Report how many lines in the records below hold "name", with no other output.

BEGIN

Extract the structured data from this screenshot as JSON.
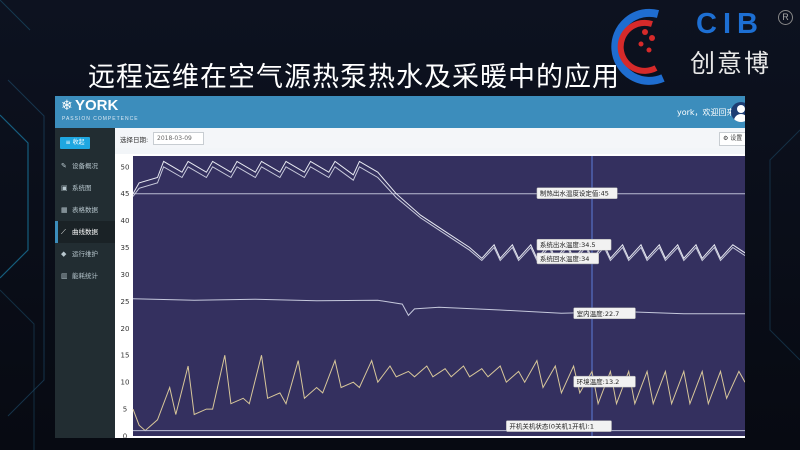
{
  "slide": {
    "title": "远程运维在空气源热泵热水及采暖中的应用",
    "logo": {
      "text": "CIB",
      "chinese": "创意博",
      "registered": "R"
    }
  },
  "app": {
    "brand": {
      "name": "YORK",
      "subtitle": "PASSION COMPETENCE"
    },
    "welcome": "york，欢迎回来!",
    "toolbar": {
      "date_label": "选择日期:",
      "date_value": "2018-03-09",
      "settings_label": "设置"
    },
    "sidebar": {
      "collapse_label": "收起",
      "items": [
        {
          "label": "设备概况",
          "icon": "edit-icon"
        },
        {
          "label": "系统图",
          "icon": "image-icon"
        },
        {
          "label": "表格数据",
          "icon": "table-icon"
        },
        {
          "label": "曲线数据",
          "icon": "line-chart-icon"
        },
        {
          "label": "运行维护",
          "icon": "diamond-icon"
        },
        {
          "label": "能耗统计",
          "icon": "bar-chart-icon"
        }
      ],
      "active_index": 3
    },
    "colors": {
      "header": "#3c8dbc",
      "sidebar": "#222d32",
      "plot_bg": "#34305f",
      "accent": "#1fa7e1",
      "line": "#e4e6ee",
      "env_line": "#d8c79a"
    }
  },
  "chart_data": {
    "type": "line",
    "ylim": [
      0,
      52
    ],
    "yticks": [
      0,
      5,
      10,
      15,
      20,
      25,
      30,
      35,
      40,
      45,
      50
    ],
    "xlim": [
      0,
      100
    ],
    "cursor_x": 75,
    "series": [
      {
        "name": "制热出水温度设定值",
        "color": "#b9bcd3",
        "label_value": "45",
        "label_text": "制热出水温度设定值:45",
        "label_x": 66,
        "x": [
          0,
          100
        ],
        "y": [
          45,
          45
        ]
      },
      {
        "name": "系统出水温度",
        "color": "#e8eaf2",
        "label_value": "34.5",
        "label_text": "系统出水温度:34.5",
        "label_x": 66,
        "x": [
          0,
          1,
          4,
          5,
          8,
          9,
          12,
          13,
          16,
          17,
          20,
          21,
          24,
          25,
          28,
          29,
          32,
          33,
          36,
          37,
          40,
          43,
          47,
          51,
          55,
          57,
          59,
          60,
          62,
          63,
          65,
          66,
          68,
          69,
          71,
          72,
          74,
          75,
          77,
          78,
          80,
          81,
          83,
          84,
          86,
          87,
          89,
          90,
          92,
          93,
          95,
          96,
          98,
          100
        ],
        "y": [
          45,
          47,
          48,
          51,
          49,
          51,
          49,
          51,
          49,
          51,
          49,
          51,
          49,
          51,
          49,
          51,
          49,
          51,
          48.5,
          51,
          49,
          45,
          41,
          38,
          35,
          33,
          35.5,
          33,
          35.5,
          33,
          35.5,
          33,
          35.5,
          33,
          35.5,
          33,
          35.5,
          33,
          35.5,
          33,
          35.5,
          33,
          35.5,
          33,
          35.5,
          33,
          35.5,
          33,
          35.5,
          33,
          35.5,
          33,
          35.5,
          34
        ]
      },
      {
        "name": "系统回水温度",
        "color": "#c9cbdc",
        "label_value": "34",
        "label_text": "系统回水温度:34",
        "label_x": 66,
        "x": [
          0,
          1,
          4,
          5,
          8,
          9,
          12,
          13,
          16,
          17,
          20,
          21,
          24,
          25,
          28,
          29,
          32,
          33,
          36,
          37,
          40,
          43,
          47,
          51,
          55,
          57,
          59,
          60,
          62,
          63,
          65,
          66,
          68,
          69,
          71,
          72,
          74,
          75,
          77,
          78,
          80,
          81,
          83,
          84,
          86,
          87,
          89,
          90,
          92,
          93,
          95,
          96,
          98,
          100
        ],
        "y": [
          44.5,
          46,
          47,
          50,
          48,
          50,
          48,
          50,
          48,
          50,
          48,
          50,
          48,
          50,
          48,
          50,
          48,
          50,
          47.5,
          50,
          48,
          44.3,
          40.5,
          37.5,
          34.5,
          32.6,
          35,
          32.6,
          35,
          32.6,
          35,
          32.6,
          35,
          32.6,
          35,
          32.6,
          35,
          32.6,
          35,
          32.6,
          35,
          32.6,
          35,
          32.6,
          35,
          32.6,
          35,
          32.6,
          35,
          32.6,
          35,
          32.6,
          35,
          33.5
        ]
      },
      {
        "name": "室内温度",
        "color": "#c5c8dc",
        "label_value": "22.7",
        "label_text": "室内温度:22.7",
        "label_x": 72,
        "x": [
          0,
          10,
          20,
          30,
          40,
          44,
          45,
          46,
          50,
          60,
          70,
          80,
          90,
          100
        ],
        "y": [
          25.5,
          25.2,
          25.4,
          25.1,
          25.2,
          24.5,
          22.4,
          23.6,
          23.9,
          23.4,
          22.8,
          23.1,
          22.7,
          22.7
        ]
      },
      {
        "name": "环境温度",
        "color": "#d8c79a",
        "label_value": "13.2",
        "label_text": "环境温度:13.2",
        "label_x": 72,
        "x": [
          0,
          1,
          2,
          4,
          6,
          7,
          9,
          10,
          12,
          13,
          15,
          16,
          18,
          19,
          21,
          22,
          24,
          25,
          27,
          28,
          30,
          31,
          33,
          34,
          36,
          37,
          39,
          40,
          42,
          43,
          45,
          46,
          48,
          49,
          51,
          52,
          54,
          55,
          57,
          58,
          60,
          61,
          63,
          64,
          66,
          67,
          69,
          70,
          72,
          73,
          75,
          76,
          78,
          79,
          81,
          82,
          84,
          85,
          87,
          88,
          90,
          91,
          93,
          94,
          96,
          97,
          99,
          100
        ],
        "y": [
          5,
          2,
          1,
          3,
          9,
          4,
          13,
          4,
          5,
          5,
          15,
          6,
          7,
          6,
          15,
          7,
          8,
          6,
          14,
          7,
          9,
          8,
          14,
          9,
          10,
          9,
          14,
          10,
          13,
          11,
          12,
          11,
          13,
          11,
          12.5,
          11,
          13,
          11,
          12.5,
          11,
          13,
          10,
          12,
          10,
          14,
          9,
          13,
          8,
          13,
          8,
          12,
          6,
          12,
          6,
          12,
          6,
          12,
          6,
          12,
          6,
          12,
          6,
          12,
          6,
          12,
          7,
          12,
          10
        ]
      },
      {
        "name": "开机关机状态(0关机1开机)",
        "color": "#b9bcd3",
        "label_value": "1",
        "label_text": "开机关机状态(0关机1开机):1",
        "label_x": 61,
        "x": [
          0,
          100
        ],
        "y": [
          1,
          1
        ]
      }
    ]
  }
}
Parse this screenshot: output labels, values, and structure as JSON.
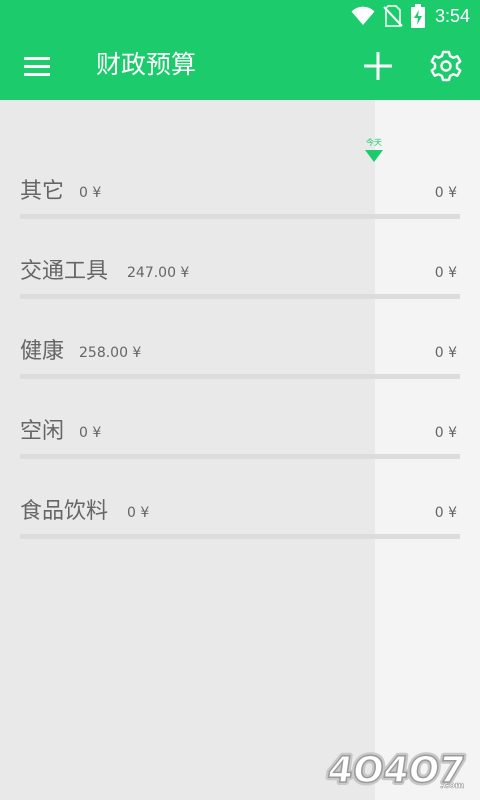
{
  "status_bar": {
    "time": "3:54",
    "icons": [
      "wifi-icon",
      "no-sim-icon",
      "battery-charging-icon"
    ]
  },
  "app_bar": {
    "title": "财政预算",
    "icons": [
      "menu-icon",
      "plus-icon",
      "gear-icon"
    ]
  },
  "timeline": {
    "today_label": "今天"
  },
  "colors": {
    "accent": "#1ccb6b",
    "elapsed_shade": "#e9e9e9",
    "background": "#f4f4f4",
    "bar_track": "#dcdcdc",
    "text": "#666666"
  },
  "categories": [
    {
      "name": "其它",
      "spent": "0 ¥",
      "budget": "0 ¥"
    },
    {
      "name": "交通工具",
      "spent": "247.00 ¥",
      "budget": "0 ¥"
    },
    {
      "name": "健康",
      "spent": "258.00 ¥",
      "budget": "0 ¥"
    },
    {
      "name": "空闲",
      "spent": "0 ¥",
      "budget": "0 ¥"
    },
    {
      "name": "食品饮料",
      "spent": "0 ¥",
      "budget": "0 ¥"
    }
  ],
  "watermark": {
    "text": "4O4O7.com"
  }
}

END

● TASK SOLUTION
12